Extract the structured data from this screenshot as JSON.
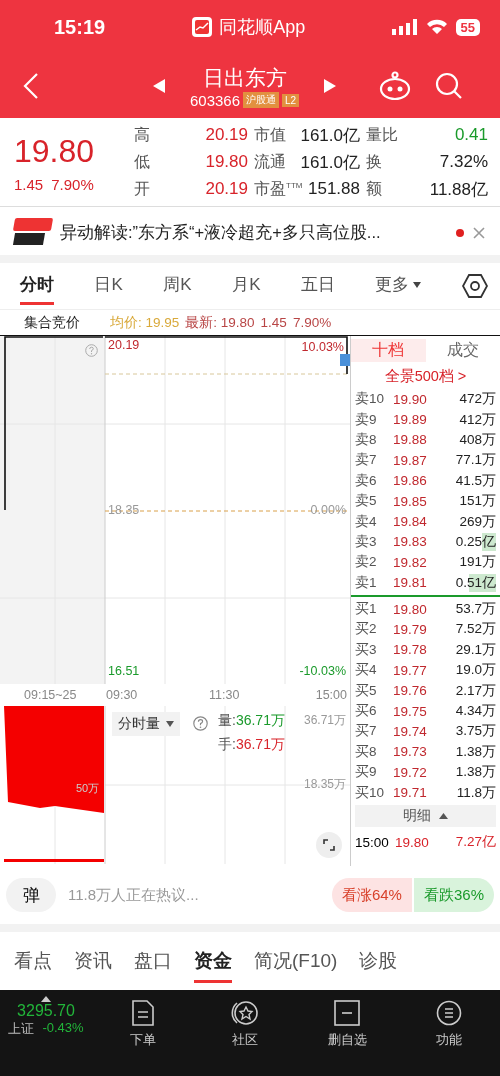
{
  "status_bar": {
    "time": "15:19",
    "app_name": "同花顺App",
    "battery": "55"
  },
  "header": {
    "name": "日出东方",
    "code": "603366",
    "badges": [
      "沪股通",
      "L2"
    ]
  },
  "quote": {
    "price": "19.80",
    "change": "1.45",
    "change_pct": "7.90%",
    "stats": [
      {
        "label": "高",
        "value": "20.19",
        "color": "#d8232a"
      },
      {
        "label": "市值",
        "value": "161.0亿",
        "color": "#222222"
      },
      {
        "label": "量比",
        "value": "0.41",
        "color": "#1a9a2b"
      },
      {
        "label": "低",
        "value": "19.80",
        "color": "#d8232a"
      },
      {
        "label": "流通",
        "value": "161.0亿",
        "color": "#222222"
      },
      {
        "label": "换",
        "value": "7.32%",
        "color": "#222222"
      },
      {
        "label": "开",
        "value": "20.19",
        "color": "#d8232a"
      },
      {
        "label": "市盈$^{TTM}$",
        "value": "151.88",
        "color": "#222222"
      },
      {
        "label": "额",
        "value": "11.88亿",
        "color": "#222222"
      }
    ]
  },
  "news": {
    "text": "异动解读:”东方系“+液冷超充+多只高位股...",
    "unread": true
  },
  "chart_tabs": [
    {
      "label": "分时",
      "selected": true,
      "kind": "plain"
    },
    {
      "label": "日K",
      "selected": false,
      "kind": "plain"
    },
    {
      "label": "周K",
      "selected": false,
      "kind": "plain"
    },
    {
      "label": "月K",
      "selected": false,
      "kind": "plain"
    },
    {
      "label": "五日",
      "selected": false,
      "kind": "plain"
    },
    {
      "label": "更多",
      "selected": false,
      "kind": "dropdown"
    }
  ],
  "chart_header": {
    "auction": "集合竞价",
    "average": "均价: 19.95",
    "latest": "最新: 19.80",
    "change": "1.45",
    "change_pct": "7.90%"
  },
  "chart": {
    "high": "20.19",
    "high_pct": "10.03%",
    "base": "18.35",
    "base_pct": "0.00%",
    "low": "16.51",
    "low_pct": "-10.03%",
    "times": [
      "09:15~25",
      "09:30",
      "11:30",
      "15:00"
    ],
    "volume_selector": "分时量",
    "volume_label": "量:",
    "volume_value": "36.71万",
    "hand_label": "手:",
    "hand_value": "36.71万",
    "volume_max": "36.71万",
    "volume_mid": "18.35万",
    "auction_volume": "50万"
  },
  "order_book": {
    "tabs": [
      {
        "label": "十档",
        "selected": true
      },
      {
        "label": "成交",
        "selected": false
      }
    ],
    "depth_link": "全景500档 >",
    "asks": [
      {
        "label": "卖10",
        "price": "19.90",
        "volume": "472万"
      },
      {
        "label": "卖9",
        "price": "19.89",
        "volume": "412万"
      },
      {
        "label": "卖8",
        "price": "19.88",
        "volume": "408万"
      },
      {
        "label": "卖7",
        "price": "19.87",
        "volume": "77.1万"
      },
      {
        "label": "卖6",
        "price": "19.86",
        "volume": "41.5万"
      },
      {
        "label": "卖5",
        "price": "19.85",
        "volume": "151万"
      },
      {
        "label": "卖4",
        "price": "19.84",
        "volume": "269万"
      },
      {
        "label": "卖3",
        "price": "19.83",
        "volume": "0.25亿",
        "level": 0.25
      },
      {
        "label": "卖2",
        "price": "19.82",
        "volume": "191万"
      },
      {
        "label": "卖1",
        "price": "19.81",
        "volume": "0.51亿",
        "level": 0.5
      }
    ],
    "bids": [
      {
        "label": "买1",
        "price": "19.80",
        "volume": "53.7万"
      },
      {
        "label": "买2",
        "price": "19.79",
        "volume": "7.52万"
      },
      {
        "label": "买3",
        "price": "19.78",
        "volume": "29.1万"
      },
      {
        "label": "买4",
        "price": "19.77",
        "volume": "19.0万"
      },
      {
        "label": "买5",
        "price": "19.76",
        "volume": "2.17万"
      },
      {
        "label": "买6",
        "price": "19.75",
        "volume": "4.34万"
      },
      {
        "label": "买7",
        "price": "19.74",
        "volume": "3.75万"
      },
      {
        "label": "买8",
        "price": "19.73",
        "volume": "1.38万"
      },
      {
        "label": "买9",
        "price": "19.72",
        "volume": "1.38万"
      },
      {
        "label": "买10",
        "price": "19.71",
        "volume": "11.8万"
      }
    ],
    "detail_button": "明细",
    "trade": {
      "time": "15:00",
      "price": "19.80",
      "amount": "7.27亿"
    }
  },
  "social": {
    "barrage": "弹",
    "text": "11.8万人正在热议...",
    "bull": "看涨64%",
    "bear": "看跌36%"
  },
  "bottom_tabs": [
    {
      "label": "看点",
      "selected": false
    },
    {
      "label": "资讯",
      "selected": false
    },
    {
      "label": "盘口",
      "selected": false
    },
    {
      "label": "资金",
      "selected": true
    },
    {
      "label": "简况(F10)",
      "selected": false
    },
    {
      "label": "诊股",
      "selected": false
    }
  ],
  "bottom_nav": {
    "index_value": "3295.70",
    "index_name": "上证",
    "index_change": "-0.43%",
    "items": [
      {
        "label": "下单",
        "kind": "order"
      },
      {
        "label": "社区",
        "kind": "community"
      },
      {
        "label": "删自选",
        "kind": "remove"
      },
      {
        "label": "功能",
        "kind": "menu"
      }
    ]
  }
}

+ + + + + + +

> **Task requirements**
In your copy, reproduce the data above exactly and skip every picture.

> **Problem solution**
Extract the structured data from this screenshot as JSON.
{
  "status_bar": {
    "time": "15:19",
    "app_name": "同花顺App",
    "battery": "55"
  },
  "header": {
    "name": "日出东方",
    "code": "603366",
    "badges": [
      "沪股通",
      "L2"
    ]
  },
  "quote": {
    "price": "19.80",
    "change": "1.45",
    "change_pct": "7.90%",
    "stats": [
      {
        "label": "高",
        "value": "20.19",
        "color": "#d8232a"
      },
      {
        "label": "市值",
        "value": "161.0亿",
        "color": "#222222"
      },
      {
        "label": "量比",
        "value": "0.41",
        "color": "#1a9a2b"
      },
      {
        "label": "低",
        "value": "19.80",
        "color": "#d8232a"
      },
      {
        "label": "流通",
        "value": "161.0亿",
        "color": "#222222"
      },
      {
        "label": "换",
        "value": "7.32%",
        "color": "#222222"
      },
      {
        "label": "开",
        "value": "20.19",
        "color": "#d8232a"
      },
      {
        "label": "市盈$^{TTM}$",
        "value": "151.88",
        "color": "#222222"
      },
      {
        "label": "额",
        "value": "11.88亿",
        "color": "#222222"
      }
    ]
  },
  "news": {
    "text": "异动解读:”东方系“+液冷超充+多只高位股...",
    "unread": true
  },
  "chart_tabs": [
    {
      "label": "分时",
      "selected": true,
      "kind": "plain"
    },
    {
      "label": "日K",
      "selected": false,
      "kind": "plain"
    },
    {
      "label": "周K",
      "selected": false,
      "kind": "plain"
    },
    {
      "label": "月K",
      "selected": false,
      "kind": "plain"
    },
    {
      "label": "五日",
      "selected": false,
      "kind": "plain"
    },
    {
      "label": "更多",
      "selected": false,
      "kind": "dropdown"
    }
  ],
  "chart_header": {
    "auction": "集合竞价",
    "average": "均价: 19.95",
    "latest": "最新: 19.80",
    "change": "1.45",
    "change_pct": "7.90%"
  },
  "chart": {
    "high": "20.19",
    "high_pct": "10.03%",
    "base": "18.35",
    "base_pct": "0.00%",
    "low": "16.51",
    "low_pct": "-10.03%",
    "times": [
      "09:15~25",
      "09:30",
      "11:30",
      "15:00"
    ],
    "volume_selector": "分时量",
    "volume_label": "量:",
    "volume_value": "36.71万",
    "hand_label": "手:",
    "hand_value": "36.71万",
    "volume_max": "36.71万",
    "volume_mid": "18.35万",
    "auction_volume": "50万"
  },
  "order_book": {
    "tabs": [
      {
        "label": "十档",
        "selected": true
      },
      {
        "label": "成交",
        "selected": false
      }
    ],
    "depth_link": "全景500档 >",
    "asks": [
      {
        "label": "卖10",
        "price": "19.90",
        "volume": "472万"
      },
      {
        "label": "卖9",
        "price": "19.89",
        "volume": "412万"
      },
      {
        "label": "卖8",
        "price": "19.88",
        "volume": "408万"
      },
      {
        "label": "卖7",
        "price": "19.87",
        "volume": "77.1万"
      },
      {
        "label": "卖6",
        "price": "19.86",
        "volume": "41.5万"
      },
      {
        "label": "卖5",
        "price": "19.85",
        "volume": "151万"
      },
      {
        "label": "卖4",
        "price": "19.84",
        "volume": "269万"
      },
      {
        "label": "卖3",
        "price": "19.83",
        "volume": "0.25亿",
        "level": 0.25
      },
      {
        "label": "卖2",
        "price": "19.82",
        "volume": "191万"
      },
      {
        "label": "卖1",
        "price": "19.81",
        "volume": "0.51亿",
        "level": 0.5
      }
    ],
    "bids": [
      {
        "label": "买1",
        "price": "19.80",
        "volume": "53.7万"
      },
      {
        "label": "买2",
        "price": "19.79",
        "volume": "7.52万"
      },
      {
        "label": "买3",
        "price": "19.78",
        "volume": "29.1万"
      },
      {
        "label": "买4",
        "price": "19.77",
        "volume": "19.0万"
      },
      {
        "label": "买5",
        "price": "19.76",
        "volume": "2.17万"
      },
      {
        "label": "买6",
        "price": "19.75",
        "volume": "4.34万"
      },
      {
        "label": "买7",
        "price": "19.74",
        "volume": "3.75万"
      },
      {
        "label": "买8",
        "price": "19.73",
        "volume": "1.38万"
      },
      {
        "label": "买9",
        "price": "19.72",
        "volume": "1.38万"
      },
      {
        "label": "买10",
        "price": "19.71",
        "volume": "11.8万"
      }
    ],
    "detail_button": "明细",
    "trade": {
      "time": "15:00",
      "price": "19.80",
      "amount": "7.27亿"
    }
  },
  "social": {
    "barrage": "弹",
    "text": "11.8万人正在热议...",
    "bull": "看涨64%",
    "bear": "看跌36%"
  },
  "bottom_tabs": [
    {
      "label": "看点",
      "selected": false
    },
    {
      "label": "资讯",
      "selected": false
    },
    {
      "label": "盘口",
      "selected": false
    },
    {
      "label": "资金",
      "selected": true
    },
    {
      "label": "简况(F10)",
      "selected": false
    },
    {
      "label": "诊股",
      "selected": false
    }
  ],
  "bottom_nav": {
    "index_value": "3295.70",
    "index_name": "上证",
    "index_change": "-0.43%",
    "items": [
      {
        "label": "下单",
        "kind": "order"
      },
      {
        "label": "社区",
        "kind": "community"
      },
      {
        "label": "删自选",
        "kind": "remove"
      },
      {
        "label": "功能",
        "kind": "menu"
      }
    ]
  }
}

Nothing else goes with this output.